    Can you recall any known fragrance that has c8/c9?

     

    *By the way I received your fragrances. Very good work and well balanced. Liked the one with the clove twist and the oud one

    10/9/13 at 1:38am

    David Ruskin said:



    Chris is right about diluting Aldehydes for evaluation.   They are too strong to evaluate at 100.0%   Aldehyde C8 is (to me) a part of Tangerine, and possibly Orange,  oils.   ALdehyde C9 is slightly less fatty, slightly sharper, slightly less Green.   If you were then to smell Aldehyde C10, you would find it even more Citrus, more Lemon like.

    10/9/13 at 1:55am

    Chris Bartlett said:



    Quote:
    Originally Posted by nicok View Post
     

    I'll try them at 1% then. 

    Can you recall any known fragrance that has c8/c9?

     

    *By the way I received your fragrances. Very good work and well balanced. Liked the one with the clove twist and the oud one

     

    I can't honestly think of a finished fragrance with a prominent note of either C8 or C9.  The acme of aldehydic fragrances - Chanel Number 5 - uses C10, C11 and MNA in heavy doses.

     

    To be honest I don't find a lot of use for the lower numbered aldehydes except as a citrus booster, and even then, as David says, C10 gives a clearer citrus note.

     

    Thanks for the kind remarks on my work by the way - is that Green Carnation and Anjin you're referring to?

    10/9/13 at 2:42am

    nicok said:

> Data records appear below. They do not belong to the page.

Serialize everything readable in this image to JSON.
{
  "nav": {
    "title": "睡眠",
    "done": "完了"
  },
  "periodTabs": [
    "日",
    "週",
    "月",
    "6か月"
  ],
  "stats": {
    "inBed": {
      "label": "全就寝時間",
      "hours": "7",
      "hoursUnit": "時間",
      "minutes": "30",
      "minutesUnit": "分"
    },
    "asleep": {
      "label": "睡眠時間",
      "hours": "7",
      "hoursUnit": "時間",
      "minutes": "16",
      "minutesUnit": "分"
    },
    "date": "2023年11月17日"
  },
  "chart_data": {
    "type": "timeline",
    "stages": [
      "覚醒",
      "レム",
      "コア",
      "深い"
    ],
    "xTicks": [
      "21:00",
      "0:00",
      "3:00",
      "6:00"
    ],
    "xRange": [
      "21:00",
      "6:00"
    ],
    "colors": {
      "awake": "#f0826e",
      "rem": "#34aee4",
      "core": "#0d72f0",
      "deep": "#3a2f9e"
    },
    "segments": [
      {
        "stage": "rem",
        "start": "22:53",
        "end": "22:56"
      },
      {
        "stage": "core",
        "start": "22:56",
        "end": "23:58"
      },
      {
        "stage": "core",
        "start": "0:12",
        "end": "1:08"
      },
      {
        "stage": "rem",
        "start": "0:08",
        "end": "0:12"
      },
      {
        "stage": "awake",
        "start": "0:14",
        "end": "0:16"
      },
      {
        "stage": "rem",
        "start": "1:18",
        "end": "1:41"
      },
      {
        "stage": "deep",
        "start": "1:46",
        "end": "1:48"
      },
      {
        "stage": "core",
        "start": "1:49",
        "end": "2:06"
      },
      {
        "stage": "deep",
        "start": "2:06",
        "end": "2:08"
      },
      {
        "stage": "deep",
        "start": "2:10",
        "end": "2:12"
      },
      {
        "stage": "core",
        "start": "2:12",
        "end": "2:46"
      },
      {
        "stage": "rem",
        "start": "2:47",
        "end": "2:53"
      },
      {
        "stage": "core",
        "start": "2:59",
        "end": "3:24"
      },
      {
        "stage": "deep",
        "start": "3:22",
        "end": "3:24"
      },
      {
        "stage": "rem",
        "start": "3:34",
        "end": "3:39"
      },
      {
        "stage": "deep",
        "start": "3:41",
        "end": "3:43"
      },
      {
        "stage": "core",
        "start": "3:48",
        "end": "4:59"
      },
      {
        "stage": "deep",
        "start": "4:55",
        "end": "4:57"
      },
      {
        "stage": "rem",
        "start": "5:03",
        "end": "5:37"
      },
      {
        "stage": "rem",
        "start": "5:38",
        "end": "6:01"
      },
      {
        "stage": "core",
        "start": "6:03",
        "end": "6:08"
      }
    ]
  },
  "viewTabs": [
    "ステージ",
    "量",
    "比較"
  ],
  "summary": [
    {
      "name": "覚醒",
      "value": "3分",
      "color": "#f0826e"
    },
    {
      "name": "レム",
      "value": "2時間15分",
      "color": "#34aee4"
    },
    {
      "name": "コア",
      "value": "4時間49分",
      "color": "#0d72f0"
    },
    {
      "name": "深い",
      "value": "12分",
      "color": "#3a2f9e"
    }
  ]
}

    I tried them diluted next to an orange base, and I think they are important for the 'bright' effect they give to the rest of the perfume than to their smells themselves. 

     

    Yes the one was Anjin. Clove is there like a whisper, so nice play with the other notes. 

    The other was sticky leather skies. I got a lot agarwood in this one and it is very fresh. Very nice and very different style compared to the others

    10/9/13 at 2:58am

    nicok said:



    Also as I will have them diluted at 1% for smelling, do you think a solution 50% in ethanol will be enough to preserve them from going oxidized? (I don't have unlimited access to ethanol where I live)

    10/9/13 at 3:58am

    Chris Bartlett said:



    Quote:
    Originally Posted by nicok View Post
     

    I tried them diluted next to an orange base, and I think they are important for the 'bright' effect they give to the rest of the perfume than to their smells themselves. 

     

    Yes the one was Anjin. Clove is there like a whisper, so nice play with the other notes. 

    The other was sticky leather skies. I got a lot agarwood in this one and it is very fresh. Very nice and very different style compared to the others

     

    Anjin has just a touch of clove, plus some allspice absolute: well spotted!

     

    I'm pleased you liked Sticky Leather Sky and interested that you find oud in it - there is none in the formula but I know what you mean about the note - which I think is a result of heavy use of benzyl salicylate along with both safraleine and suederal.  The fresh-damp-air notes are meant to invoke some of the images from the poem that inspired it: I'm not aware of anyone else combining those with heavy leather notes.  To be honest I didn't really expect this one to be commercially successful - I just did it as part of the Penning Perfumes project for the art.

     

    Quote:
    Originally Posted by nicok View Post
     

    Also as I will have them diluted at 1% for smelling, do you think a solution 50% in ethanol will be enough to preserve them from going oxidized? (I don't have unlimited access to ethanol where I live)

     

    50% should do the job for storage, yes.  You might add just a little BHT to prevent oxidising too though it probably isn't necessary unless you're going to keep them a long time.